Source data
::::::::

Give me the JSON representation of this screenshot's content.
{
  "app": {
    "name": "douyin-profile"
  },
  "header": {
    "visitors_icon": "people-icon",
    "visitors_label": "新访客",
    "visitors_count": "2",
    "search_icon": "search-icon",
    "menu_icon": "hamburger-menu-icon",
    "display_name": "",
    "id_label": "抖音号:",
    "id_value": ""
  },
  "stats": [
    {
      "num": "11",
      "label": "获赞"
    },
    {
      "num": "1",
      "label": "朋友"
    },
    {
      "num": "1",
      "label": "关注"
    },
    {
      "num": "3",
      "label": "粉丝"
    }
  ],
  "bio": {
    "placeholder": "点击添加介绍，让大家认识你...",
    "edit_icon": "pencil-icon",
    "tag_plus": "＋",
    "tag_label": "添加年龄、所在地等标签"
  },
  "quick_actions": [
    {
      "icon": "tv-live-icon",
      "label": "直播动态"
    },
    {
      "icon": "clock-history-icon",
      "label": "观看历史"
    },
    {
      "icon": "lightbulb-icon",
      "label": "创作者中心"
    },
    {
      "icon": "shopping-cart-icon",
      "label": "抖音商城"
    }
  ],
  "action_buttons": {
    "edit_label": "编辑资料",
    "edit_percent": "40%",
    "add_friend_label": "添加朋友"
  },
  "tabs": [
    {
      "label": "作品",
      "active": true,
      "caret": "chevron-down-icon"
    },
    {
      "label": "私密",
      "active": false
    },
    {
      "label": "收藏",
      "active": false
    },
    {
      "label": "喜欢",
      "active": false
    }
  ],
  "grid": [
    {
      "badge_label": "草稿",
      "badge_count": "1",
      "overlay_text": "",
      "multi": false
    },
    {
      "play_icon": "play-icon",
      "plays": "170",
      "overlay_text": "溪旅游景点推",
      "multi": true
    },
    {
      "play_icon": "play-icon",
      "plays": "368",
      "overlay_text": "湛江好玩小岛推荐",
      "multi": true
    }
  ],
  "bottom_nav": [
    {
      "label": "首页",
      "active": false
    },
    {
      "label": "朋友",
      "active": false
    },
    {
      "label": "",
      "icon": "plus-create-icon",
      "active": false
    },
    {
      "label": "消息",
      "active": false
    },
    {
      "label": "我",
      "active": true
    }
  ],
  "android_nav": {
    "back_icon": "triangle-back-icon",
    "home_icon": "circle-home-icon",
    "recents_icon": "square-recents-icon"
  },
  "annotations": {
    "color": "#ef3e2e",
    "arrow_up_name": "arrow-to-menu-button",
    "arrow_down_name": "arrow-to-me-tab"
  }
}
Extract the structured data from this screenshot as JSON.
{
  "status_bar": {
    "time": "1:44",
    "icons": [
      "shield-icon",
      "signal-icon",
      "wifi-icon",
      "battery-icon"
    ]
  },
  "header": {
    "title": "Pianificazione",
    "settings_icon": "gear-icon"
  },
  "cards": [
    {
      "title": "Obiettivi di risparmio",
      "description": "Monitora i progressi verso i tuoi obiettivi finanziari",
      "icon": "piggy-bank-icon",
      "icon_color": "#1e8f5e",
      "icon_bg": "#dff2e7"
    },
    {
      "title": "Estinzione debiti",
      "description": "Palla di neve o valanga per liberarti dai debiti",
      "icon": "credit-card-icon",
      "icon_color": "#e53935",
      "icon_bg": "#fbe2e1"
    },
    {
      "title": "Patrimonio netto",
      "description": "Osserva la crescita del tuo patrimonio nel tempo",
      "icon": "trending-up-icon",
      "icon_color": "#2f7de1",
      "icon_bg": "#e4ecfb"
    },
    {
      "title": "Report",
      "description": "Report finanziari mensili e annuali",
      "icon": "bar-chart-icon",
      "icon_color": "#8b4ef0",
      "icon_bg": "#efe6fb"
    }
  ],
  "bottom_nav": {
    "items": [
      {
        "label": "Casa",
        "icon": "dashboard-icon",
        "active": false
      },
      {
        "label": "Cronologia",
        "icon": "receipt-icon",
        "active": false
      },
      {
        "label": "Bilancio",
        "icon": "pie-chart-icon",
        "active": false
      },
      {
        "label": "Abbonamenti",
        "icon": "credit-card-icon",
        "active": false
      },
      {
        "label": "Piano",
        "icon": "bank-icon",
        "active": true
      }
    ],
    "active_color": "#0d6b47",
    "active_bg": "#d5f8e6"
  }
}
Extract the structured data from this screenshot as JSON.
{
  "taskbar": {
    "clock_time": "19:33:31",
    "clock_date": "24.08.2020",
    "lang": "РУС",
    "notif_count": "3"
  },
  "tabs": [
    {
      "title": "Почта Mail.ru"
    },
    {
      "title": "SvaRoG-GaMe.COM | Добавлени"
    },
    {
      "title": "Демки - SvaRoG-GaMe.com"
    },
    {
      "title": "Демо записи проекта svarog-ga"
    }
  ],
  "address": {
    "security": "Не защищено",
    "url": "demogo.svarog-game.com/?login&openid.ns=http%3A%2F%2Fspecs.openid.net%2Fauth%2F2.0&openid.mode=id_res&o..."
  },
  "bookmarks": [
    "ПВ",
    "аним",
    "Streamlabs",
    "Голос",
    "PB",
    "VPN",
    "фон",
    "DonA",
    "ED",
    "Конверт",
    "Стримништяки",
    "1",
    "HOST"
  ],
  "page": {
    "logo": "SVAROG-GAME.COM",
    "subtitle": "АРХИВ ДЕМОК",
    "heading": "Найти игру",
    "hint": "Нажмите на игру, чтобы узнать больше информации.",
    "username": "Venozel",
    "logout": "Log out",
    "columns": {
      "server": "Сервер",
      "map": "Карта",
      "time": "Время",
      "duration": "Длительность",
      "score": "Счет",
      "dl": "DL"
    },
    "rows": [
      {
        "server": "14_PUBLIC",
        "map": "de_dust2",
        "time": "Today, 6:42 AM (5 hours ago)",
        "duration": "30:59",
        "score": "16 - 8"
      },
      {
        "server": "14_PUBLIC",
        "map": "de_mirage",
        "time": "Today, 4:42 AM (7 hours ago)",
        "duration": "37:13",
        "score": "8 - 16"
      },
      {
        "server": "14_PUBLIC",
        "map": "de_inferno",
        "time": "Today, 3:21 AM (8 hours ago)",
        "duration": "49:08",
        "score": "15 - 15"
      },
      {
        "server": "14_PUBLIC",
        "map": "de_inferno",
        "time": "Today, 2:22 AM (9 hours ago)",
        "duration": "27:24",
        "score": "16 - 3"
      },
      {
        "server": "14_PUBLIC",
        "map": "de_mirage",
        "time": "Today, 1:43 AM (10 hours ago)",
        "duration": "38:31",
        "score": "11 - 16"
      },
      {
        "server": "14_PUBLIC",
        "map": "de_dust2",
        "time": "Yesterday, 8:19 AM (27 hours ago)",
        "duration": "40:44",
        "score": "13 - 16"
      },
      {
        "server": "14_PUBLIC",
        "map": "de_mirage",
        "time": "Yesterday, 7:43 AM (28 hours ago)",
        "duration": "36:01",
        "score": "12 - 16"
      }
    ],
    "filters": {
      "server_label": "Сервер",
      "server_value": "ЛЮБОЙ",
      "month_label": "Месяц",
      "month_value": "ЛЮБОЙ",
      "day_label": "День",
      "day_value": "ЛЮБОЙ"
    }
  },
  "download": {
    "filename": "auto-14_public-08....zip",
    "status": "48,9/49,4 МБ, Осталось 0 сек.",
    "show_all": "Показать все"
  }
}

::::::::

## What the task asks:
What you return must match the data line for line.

## The answer:
Give me the JSON representation of this screenshot's content.
{
  "app": {
    "name": "douyin-profile"
  },
  "header": {
    "visitors_icon": "people-icon",
    "visitors_label": "新访客",
    "visitors_count": "2",
    "search_icon": "search-icon",
    "menu_icon": "hamburger-menu-icon",
    "display_name": "",
    "id_label": "抖音号:",
    "id_value": ""
  },
  "stats": [
    {
      "num": "11",
      "label": "获赞"
    },
    {
      "num": "1",
      "label": "朋友"
    },
    {
      "num": "1",
      "label": "关注"
    },
    {
      "num": "3",
      "label": "粉丝"
    }
  ],
  "bio": {
    "placeholder": "点击添加介绍，让大家认识你...",
    "edit_icon": "pencil-icon",
    "tag_plus": "＋",
    "tag_label": "添加年龄、所在地等标签"
  },
  "quick_actions": [
    {
      "icon": "tv-live-icon",
      "label": "直播动态"
    },
    {
      "icon": "clock-history-icon",
      "label": "观看历史"
    },
    {
      "icon": "lightbulb-icon",
      "label": "创作者中心"
    },
    {
      "icon": "shopping-cart-icon",
      "label": "抖音商城"
    }
  ],
  "action_buttons": {
    "edit_label": "编辑资料",
    "edit_percent": "40%",
    "add_friend_label": "添加朋友"
  },
  "tabs": [
    {
      "label": "作品",
      "active": true,
      "caret": "chevron-down-icon"
    },
    {
      "label": "私密",
      "active": false
    },
    {
      "label": "收藏",
      "active": false
    },
    {
      "label": "喜欢",
      "active": false
    }
  ],
  "grid": [
    {
      "badge_label": "草稿",
      "badge_count": "1",
      "overlay_text": "",
      "multi": false
    },
    {
      "play_icon": "play-icon",
      "plays": "170",
      "overlay_text": "溪旅游景点推",
      "multi": true
    },
    {
      "play_icon": "play-icon",
      "plays": "368",
      "overlay_text": "湛江好玩小岛推荐",
      "multi": true
    }
  ],
  "bottom_nav": [
    {
      "label": "首页",
      "active": false
    },
    {
      "label": "朋友",
      "active": false
    },
    {
      "label": "",
      "icon": "plus-create-icon",
      "active": false
    },
    {
      "label": "消息",
      "active": false
    },
    {
      "label": "我",
      "active": true
    }
  ],
  "android_nav": {
    "back_icon": "triangle-back-icon",
    "home_icon": "circle-home-icon",
    "recents_icon": "square-recents-icon"
  },
  "annotations": {
    "color": "#ef3e2e",
    "arrow_up_name": "arrow-to-menu-button",
    "arrow_down_name": "arrow-to-me-tab"
  }
}
Extract the structured data from this screenshot as JSON.
{
  "status_bar": {
    "time": "1:44",
    "icons": [
      "shield-icon",
      "signal-icon",
      "wifi-icon",
      "battery-icon"
    ]
  },
  "header": {
    "title": "Pianificazione",
    "settings_icon": "gear-icon"
  },
  "cards": [
    {
      "title": "Obiettivi di risparmio",
      "description": "Monitora i progressi verso i tuoi obiettivi finanziari",
      "icon": "piggy-bank-icon",
      "icon_color": "#1e8f5e",
      "icon_bg": "#dff2e7"
    },
    {
      "title": "Estinzione debiti",
      "description": "Palla di neve o valanga per liberarti dai debiti",
      "icon": "credit-card-icon",
      "icon_color": "#e53935",
      "icon_bg": "#fbe2e1"
    },
    {
      "title": "Patrimonio netto",
      "description": "Osserva la crescita del tuo patrimonio nel tempo",
      "icon": "trending-up-icon",
      "icon_color": "#2f7de1",
      "icon_bg": "#e4ecfb"
    },
    {
      "title": "Report",
      "description": "Report finanziari mensili e annuali",
      "icon": "bar-chart-icon",
      "icon_color": "#8b4ef0",
      "icon_bg": "#efe6fb"
    }
  ],
  "bottom_nav": {
    "items": [
      {
        "label": "Casa",
        "icon": "dashboard-icon",
        "active": false
      },
      {
        "label": "Cronologia",
        "icon": "receipt-icon",
        "active": false
      },
      {
        "label": "Bilancio",
        "icon": "pie-chart-icon",
        "active": false
      },
      {
        "label": "Abbonamenti",
        "icon": "credit-card-icon",
        "active": false
      },
      {
        "label": "Piano",
        "icon": "bank-icon",
        "active": true
      }
    ],
    "active_color": "#0d6b47",
    "active_bg": "#d5f8e6"
  }
}
Extract the structured data from this screenshot as JSON.
{
  "taskbar": {
    "clock_time": "19:33:31",
    "clock_date": "24.08.2020",
    "lang": "РУС",
    "notif_count": "3"
  },
  "tabs": [
    {
      "title": "Почта Mail.ru"
    },
    {
      "title": "SvaRoG-GaMe.COM | Добавлени"
    },
    {
      "title": "Демки - SvaRoG-GaMe.com"
    },
    {
      "title": "Демо записи проекта svarog-ga"
    }
  ],
  "address": {
    "security": "Не защищено",
    "url": "demogo.svarog-game.com/?login&openid.ns=http%3A%2F%2Fspecs.openid.net%2Fauth%2F2.0&openid.mode=id_res&o..."
  },
  "bookmarks": [
    "ПВ",
    "аним",
    "Streamlabs",
    "Голос",
    "PB",
    "VPN",
    "фон",
    "DonA",
    "ED",
    "Конверт",
    "Стримништяки",
    "1",
    "HOST"
  ],
  "page": {
    "logo": "SVAROG-GAME.COM",
    "subtitle": "АРХИВ ДЕМОК",
    "heading": "Найти игру",
    "hint": "Нажмите на игру, чтобы узнать больше информации.",
    "username": "Venozel",
    "logout": "Log out",
    "columns": {
      "server": "Сервер",
      "map": "Карта",
      "time": "Время",
      "duration": "Длительность",
      "score": "Счет",
      "dl": "DL"
    },
    "rows": [
      {
        "server": "14_PUBLIC",
        "map": "de_dust2",
        "time": "Today, 6:42 AM (5 hours ago)",
        "duration": "30:59",
        "score": "16 - 8"
      },
      {
        "server": "14_PUBLIC",
        "map": "de_mirage",
        "time": "Today, 4:42 AM (7 hours ago)",
        "duration": "37:13",
        "score": "8 - 16"
      },
      {
        "server": "14_PUBLIC",
        "map": "de_inferno",
        "time": "Today, 3:21 AM (8 hours ago)",
        "duration": "49:08",
        "score": "15 - 15"
      },
      {
        "server": "14_PUBLIC",
        "map": "de_inferno",
        "time": "Today, 2:22 AM (9 hours ago)",
        "duration": "27:24",
        "score": "16 - 3"
      },
      {
        "server": "14_PUBLIC",
        "map": "de_mirage",
        "time": "Today, 1:43 AM (10 hours ago)",
        "duration": "38:31",
        "score": "11 - 16"
      },
      {
        "server": "14_PUBLIC",
        "map": "de_dust2",
        "time": "Yesterday, 8:19 AM (27 hours ago)",
        "duration": "40:44",
        "score": "13 - 16"
      },
      {
        "server": "14_PUBLIC",
        "map": "de_mirage",
        "time": "Yesterday, 7:43 AM (28 hours ago)",
        "duration": "36:01",
        "score": "12 - 16"
      }
    ],
    "filters": {
      "server_label": "Сервер",
      "server_value": "ЛЮБОЙ",
      "month_label": "Месяц",
      "month_value": "ЛЮБОЙ",
      "day_label": "День",
      "day_value": "ЛЮБОЙ"
    }
  },
  "download": {
    "filename": "auto-14_public-08....zip",
    "status": "48,9/49,4 МБ, Осталось 0 сек.",
    "show_all": "Показать все"
  }
}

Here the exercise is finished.